Katerina Vrablikova, of the University of Bath, UK, recently presented a paper, “Economic Hardship, Politicization and Protest in Western Democracies,” at the Politics and Inequality conference held in Warsaw, Poland.
Since Fall 2018, Kateřina Vráblíková has been a senior lecturer in Politics at the Department of Politics, Languages and International Studies at the University of Bath. During Spring 2019, she is also an Istvan Deak Visiting Assistant Professor of Political Science at Columbia University. She does research on social movements, political participation, political attitudes and culture, and democracy. Her book, What Kind of Democracy? Participation, Inclusiveness and Contestation was published by Routledge in 2017.
We asked Katerina Vrablikova for an extended abstract of her Politics and Inequality conference paper and, via email, some questions about her research. We are thankful for her positive and detailed response.
Extended Abstract: “Economic Hardship, Politicization and Protest in Western Democracies”
How and why does economic crisis and similar situations trigger protest of poor? The paper argues that in addition to the expansion of the pool of deprived people, who can potentially protest (composition mechanism), events like the Economic crisis also provide a supportive political environment for political mobilization of socio-economically excluded groups (mobilization mechanism). As potentially very threatening and unpredictable event, economic crisis can skyrocket the salience of the economic problems in national politics. This opens space for the re-definition of economic issues and identities and for political mobilization of socio-economically deprived people, who, under normal circumstances do not participate much because they lack resources necessary for participation. Typically, protest attracts relatively resourceful and financially secure people, who get active around a variety of issues that are not directly related to their personal situation, such as environmental, anti-war, women’s rights, anti-corruption mobilizations. Protest of socio-economically deprived people is different. It is motivated by the personal experience of bad socio-economic conditions that becomes a purpose of mobilization and tales place despite the lack of individual resources. The article uses data from four waves of European Social Survey that are combined with macro-economic data and aggregated survey data (Eurobarometer) on public concern about national economy (percentage of people saying that the economic situation is very bad). The results show that poor people were most likely to protest in times of the Economic crisis in countries where the economic problems raised a very high concern. In the period before the Great Recession and in countries where economic problems were not recognized as severe and salient, poor people are much less likely to protest. In this special situation of economic crisis, poor thus get mobilized and join the better-off protesters, who are the usual suspects at ordinary protests that get mobilized by salient issues also during normal times.
The research you presented at the Politics and Inequality conference was on the economic crisis and protest. How did you get interested in this topic? And how is this topic connected to other research that you are doing?

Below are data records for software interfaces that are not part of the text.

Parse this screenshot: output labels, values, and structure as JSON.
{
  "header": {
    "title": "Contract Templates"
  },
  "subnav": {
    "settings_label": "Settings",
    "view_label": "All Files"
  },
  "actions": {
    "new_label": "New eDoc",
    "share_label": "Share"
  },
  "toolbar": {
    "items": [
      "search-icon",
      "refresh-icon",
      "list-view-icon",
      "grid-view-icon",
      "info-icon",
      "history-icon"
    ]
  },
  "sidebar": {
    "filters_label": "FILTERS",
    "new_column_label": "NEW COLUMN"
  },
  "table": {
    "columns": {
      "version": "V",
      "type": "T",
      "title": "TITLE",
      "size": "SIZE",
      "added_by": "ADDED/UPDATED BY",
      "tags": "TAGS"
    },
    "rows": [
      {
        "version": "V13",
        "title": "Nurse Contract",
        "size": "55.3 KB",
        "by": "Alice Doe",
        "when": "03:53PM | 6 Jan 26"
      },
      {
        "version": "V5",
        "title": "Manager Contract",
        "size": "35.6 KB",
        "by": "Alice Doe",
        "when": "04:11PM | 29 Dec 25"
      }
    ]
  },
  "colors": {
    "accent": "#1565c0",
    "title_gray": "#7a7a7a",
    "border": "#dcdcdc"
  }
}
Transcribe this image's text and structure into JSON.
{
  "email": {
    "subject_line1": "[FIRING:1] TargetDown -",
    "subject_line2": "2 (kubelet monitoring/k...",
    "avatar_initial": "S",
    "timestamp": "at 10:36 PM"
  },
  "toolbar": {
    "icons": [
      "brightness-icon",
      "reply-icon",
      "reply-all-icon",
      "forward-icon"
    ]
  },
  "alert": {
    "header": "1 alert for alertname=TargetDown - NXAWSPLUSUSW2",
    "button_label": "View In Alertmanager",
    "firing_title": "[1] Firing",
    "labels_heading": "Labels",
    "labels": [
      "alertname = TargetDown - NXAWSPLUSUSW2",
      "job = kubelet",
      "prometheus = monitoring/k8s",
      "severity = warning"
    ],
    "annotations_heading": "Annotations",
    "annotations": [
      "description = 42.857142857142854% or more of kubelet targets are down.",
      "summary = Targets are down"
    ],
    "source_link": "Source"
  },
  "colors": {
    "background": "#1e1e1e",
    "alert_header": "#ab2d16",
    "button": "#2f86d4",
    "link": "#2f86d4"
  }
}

In summer 2012, the Czech Republic experienced relatively high level of anti-austerity protest. That time I just defended my dissertation on non-electoral participation and worked at the Czech Academy of Sciences. I was asked in a radio interview about the causes of such unusually high protest mobilization and I, in fact, was not able to tell much in reply. Because, normally, we would say that it is more resourceful people and people with post-materialist values, who usually participate in politics more, including protest. These protests, however, did not seem to fit to this “privileged postmaterialist protester” story. For instance, an anti-Roma march in a Czech regional capital (in fact one that I come from) was the largest collective mobilization in the city since the 1989 revolution and, according to observers, the participants included a handful of rightwing extremists and low-income and low-educated Czechs. The profile of participants thus corresponded to old social movement theories that expect socio-economic grievances to trigger protest and that were considered disapproved in mainstream political participation and social movement literature. So, I followed this up and read more about the role of mobilizing grievances. It turned out that political context might play an important role in activation of the relatively unusual grievance participatory mechanismAnd this point very well fitted to my general interest in how political environment shapes citizens’ activism and preferences. In my other research, I have examined the role of political institutions and political culture on individual non-electoral participation.